═════ Record extracts

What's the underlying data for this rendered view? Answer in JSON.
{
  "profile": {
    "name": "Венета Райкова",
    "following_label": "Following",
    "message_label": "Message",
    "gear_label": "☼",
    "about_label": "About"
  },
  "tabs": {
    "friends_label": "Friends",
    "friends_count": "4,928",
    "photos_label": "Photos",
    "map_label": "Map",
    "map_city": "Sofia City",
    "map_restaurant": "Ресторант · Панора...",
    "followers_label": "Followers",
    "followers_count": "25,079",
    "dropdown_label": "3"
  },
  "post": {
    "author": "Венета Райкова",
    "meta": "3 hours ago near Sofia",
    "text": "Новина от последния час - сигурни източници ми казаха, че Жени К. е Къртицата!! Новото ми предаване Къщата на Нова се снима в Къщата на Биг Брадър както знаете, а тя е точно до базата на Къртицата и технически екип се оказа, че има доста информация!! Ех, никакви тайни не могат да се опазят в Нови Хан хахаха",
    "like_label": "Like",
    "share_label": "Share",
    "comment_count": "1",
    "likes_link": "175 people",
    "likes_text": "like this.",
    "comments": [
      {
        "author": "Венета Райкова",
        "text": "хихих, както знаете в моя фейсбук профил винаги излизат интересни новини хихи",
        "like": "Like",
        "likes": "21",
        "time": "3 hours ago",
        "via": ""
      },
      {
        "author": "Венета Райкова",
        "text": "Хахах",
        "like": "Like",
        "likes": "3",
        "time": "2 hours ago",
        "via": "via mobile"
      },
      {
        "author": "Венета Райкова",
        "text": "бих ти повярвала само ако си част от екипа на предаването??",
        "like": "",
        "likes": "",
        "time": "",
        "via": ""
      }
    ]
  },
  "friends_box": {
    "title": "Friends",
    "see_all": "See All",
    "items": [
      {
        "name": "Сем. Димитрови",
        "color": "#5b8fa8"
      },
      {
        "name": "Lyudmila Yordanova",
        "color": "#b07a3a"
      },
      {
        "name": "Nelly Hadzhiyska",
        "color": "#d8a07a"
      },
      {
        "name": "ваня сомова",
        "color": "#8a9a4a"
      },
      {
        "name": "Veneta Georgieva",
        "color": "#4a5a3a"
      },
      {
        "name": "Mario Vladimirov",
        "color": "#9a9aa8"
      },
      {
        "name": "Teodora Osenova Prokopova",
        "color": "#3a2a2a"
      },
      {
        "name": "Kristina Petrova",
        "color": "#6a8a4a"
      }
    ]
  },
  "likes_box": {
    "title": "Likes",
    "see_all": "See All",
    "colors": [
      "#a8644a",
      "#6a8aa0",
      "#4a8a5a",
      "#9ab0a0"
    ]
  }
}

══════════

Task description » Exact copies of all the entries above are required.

Task result »
What's the underlying data for this rendered view? Answer in JSON.
{
  "profile": {
    "name": "Венета Райкова",
    "following_label": "Following",
    "message_label": "Message",
    "gear_label": "☼",
    "about_label": "About"
  },
  "tabs": {
    "friends_label": "Friends",
    "friends_count": "4,928",
    "photos_label": "Photos",
    "map_label": "Map",
    "map_city": "Sofia City",
    "map_restaurant": "Ресторант · Панора...",
    "followers_label": "Followers",
    "followers_count": "25,079",
    "dropdown_label": "3"
  },
  "post": {
    "author": "Венета Райкова",
    "meta": "3 hours ago near Sofia",
    "text": "Новина от последния час - сигурни източници ми казаха, че Жени К. е Къртицата!! Новото ми предаване Къщата на Нова се снима в Къщата на Биг Брадър както знаете, а тя е точно до базата на Къртицата и технически екип се оказа, че има доста информация!! Ех, никакви тайни не могат да се опазят в Нови Хан хахаха",
    "like_label": "Like",
    "share_label": "Share",
    "comment_count": "1",
    "likes_link": "175 people",
    "likes_text": "like this.",
    "comments": [
      {
        "author": "Венета Райкова",
        "text": "хихих, както знаете в моя фейсбук профил винаги излизат интересни новини хихи",
        "like": "Like",
        "likes": "21",
        "time": "3 hours ago",
        "via": ""
      },
      {
        "author": "Венета Райкова",
        "text": "Хахах",
        "like": "Like",
        "likes": "3",
        "time": "2 hours ago",
        "via": "via mobile"
      },
      {
        "author": "Венета Райкова",
        "text": "бих ти повярвала само ако си част от екипа на предаването??",
        "like": "",
        "likes": "",
        "time": "",
        "via": ""
      }
    ]
  },
  "friends_box": {
    "title": "Friends",
    "see_all": "See All",
    "items": [
      {
        "name": "Сем. Димитрови",
        "color": "#5b8fa8"
      },
      {
        "name": "Lyudmila Yordanova",
        "color": "#b07a3a"
      },
      {
        "name": "Nelly Hadzhiyska",
        "color": "#d8a07a"
      },
      {
        "name": "ваня сомова",
        "color": "#8a9a4a"
      },
      {
        "name": "Veneta Georgieva",
        "color": "#4a5a3a"
      },
      {
        "name": "Mario Vladimirov",
        "color": "#9a9aa8"
      },
      {
        "name": "Teodora Osenova Prokopova",
        "color": "#3a2a2a"
      },
      {
        "name": "Kristina Petrova",
        "color": "#6a8a4a"
      }
    ]
  },
  "likes_box": {
    "title": "Likes",
    "see_all": "See All",
    "colors": [
      "#a8644a",
      "#6a8aa0",
      "#4a8a5a",
      "#9ab0a0"
    ]
  }
}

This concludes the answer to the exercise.